*TO DO*
In the data below, locate each line with the word "مرفق" and list it.

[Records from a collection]

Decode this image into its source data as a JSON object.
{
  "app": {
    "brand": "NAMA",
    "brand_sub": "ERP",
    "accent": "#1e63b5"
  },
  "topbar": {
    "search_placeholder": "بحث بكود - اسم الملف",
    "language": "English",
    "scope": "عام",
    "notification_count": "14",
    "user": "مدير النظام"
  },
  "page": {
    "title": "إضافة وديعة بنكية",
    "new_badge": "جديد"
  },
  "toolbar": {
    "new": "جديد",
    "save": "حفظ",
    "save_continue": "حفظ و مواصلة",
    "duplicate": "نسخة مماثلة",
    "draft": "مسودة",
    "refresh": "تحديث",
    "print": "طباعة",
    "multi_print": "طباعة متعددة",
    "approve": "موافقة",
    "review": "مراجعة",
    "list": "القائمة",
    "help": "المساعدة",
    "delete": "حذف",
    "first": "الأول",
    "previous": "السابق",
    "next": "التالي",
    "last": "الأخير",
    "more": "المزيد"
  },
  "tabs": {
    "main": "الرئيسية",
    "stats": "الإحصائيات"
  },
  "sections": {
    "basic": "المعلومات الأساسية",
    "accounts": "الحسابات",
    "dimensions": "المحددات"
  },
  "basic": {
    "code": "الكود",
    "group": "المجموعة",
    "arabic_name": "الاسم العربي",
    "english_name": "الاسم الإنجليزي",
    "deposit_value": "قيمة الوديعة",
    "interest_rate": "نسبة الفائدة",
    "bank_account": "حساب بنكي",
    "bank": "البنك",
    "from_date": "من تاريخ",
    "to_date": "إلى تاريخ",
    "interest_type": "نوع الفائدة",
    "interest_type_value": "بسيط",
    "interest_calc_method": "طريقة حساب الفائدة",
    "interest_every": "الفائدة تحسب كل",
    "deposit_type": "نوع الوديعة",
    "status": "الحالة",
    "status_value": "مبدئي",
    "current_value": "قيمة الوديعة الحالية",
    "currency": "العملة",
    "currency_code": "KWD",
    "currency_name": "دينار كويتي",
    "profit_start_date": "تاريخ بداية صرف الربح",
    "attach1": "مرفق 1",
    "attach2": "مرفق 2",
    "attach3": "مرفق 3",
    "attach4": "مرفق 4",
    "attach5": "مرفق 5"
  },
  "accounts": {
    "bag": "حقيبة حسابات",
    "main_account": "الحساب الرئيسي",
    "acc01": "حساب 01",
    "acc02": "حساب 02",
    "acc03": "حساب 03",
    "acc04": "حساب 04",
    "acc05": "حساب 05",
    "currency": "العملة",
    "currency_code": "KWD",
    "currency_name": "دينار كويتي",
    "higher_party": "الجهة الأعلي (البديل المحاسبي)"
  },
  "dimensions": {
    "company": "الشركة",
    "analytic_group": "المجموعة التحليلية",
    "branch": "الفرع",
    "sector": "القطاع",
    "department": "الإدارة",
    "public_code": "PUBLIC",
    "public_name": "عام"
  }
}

*WRITTEN SOLUTION*
    "attach1": "مرفق 1",
    "attach2": "مرفق 2",
    "attach3": "مرفق 3",
    "attach4": "مرفق 4",
    "attach5": "مرفق 5"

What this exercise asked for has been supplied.